I want to get more clarity on this answer. Let's say I need digital signature from Person A, I can create a digital ID of person A by doing following in Adobe Acrobat:
Tools>More Sign & Certify>Security Settings>Digital IDs>Add ID
Follow the dialog box prompts to create a digital ID for 'Person A'.
Person A digital ID can be created. And now I am signing using Person A digital signature instead of Person A. How can forged signatures be avoided?
My question is how can I detect if person A is 'person A' and not someone else who created 'person A'? Is there a way to know if someone forged signature?
Answer is much appreciated.
1 person found this helpful
'Person A' should send you the public key of the certificate.
After receiving a signed document you can verify the certificate.
What is a Roaming ID Account? Can I create Roaming IDs and restrict by having only few people who can sign to be included in this account? Let's say 'Person A' is included in this account. Can this digital signature be forged? Please explain roaming ID account.
This can be found:
Tools>More Sign & Certify>Security Settings>Digital IDs
Roaming ID account provides access to a server that contains your roaming IDs. If you don't know the connection details, contact your administrator.
To log in or out of an account, expand the roaming ID account tree in the left-hand panel, select an account, and choose Login or Logout. Logging out guarantees that this account's roaming IDs cannot be used on this machine without re-authenticating.
Any answer is appreciated. Thanks.
Let's talk about digital signatures and forging, this is very important. All your users will need to understand this, otherwise they will be completely vulnerable to forging.
Digital signatures are based on a certificate, which has public and private parts.
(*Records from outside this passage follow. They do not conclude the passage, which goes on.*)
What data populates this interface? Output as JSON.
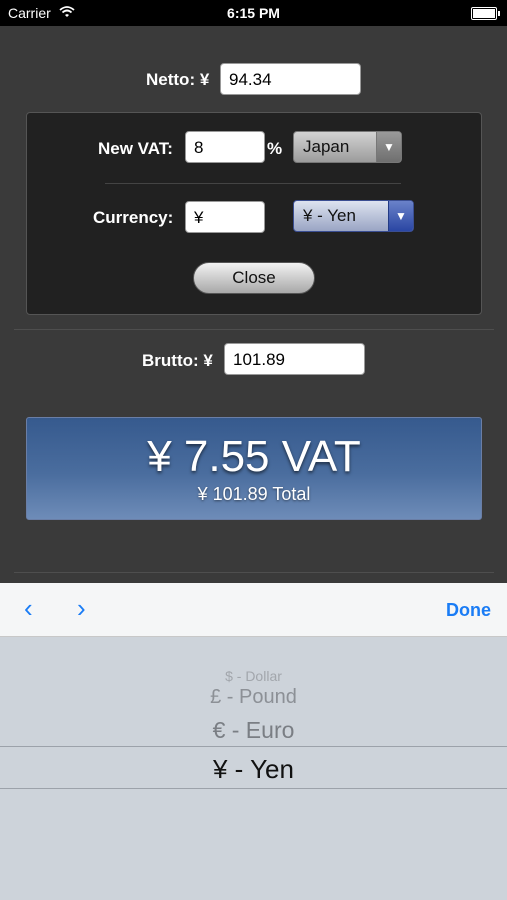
{
  "status_bar": {
    "carrier": "Carrier",
    "time": "6:15 PM"
  },
  "netto": {
    "label": "Netto: ¥",
    "value": "94.34"
  },
  "settings": {
    "vat_label": "New VAT:",
    "vat_value": "8",
    "percent": "%",
    "country": "Japan",
    "currency_label": "Currency:",
    "currency_symbol": "¥",
    "currency_select": "¥ - Yen",
    "close_label": "Close"
  },
  "brutto": {
    "label": "Brutto: ¥",
    "value": "101.89"
  },
  "result": {
    "vat_text": "¥ 7.55 VAT",
    "total_text": "¥ 101.89 Total"
  },
  "toolbar": {
    "prev": "‹",
    "next": "›",
    "done": "Done"
  },
  "picker": {
    "options": [
      "",
      "$ - Dollar",
      "£ - Pound",
      "€ - Euro"
    ],
    "selected": "¥ - Yen"
  },
  "colors": {
    "accent": "#1a7cf5",
    "result_panel": "#365a8e",
    "background": "#3a3a3a"
  }
}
The private part must be kept absolutely safe and private. If someone gets a copy they can sign anything as that person.
The public part is meant for sharing. And the sharing is crucial.
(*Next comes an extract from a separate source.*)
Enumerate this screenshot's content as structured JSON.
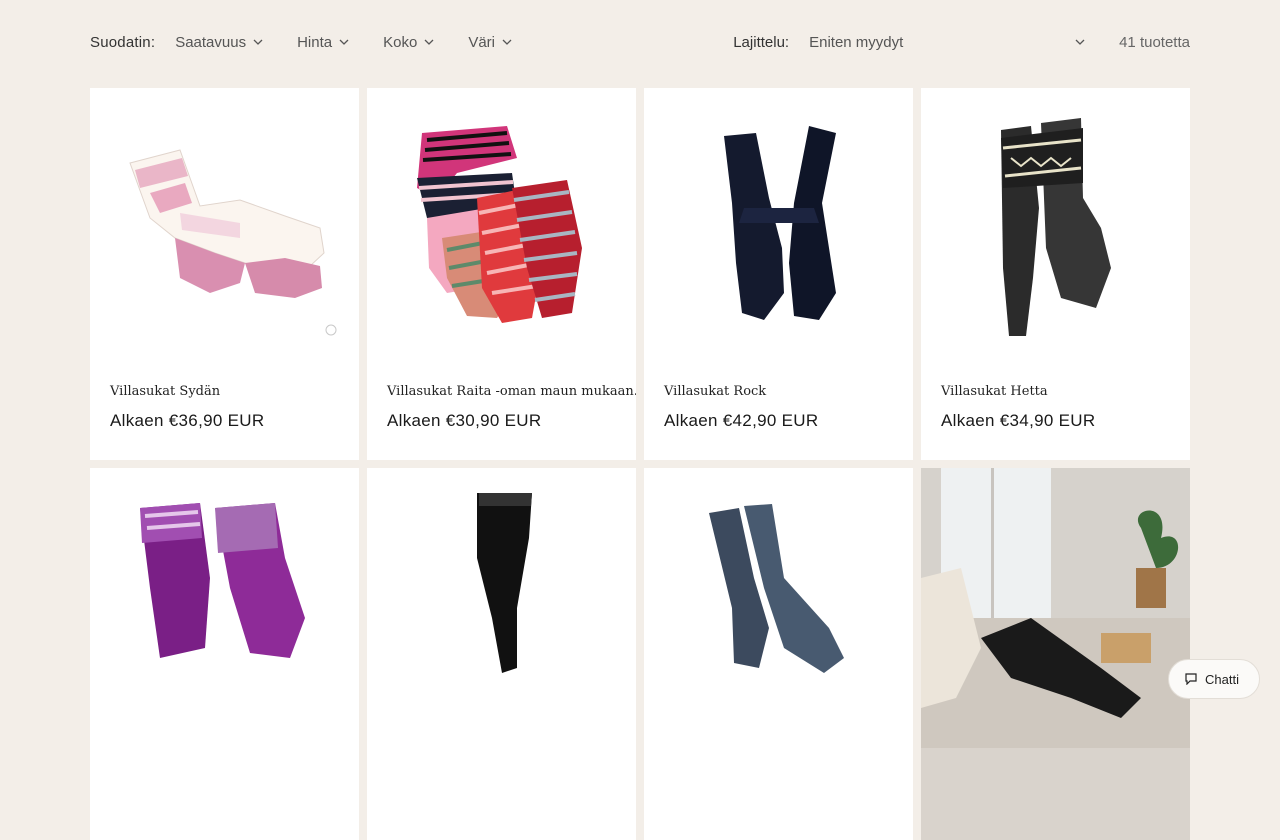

Let's imagine a paper based system for a moment. If a letter arrives asking for a million dollar transfer, you would want to check it. How would you check it? Perhaps the signature is in a filing cabinet. You assume the file has been kept safe - that people can't wander in and change the file. Then at least you can trust the paper signature to check it.
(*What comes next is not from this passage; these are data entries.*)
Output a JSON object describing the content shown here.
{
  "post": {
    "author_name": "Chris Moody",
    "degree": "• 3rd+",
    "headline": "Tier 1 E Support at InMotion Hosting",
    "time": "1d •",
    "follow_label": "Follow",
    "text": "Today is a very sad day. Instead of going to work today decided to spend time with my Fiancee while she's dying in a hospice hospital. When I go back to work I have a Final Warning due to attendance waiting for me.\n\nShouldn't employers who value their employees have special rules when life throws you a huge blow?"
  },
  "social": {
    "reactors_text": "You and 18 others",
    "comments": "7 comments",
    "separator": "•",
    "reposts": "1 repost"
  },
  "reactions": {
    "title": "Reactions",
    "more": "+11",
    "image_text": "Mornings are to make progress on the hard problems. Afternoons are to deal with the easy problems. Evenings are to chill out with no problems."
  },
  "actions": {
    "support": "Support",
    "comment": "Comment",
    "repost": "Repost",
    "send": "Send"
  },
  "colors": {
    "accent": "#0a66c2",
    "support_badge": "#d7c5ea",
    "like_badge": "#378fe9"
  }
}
It's the same thing with digital certificates. The public certificate is shared FIRST. This process, done once, has to be trusted. If a certificate arrives claiming to be from someone, you must check, otherwise the certificate might be a fake. Human has to talk to human here.
Once you have the public certificate, you can check whether any future PDF used that exact certificate. NEVER look what it says on the page, that could be a fake.
Public certificate stores are an alternative to sharing public certificates. It basically means all the certificates are held by someone you trust who has already made all the checks.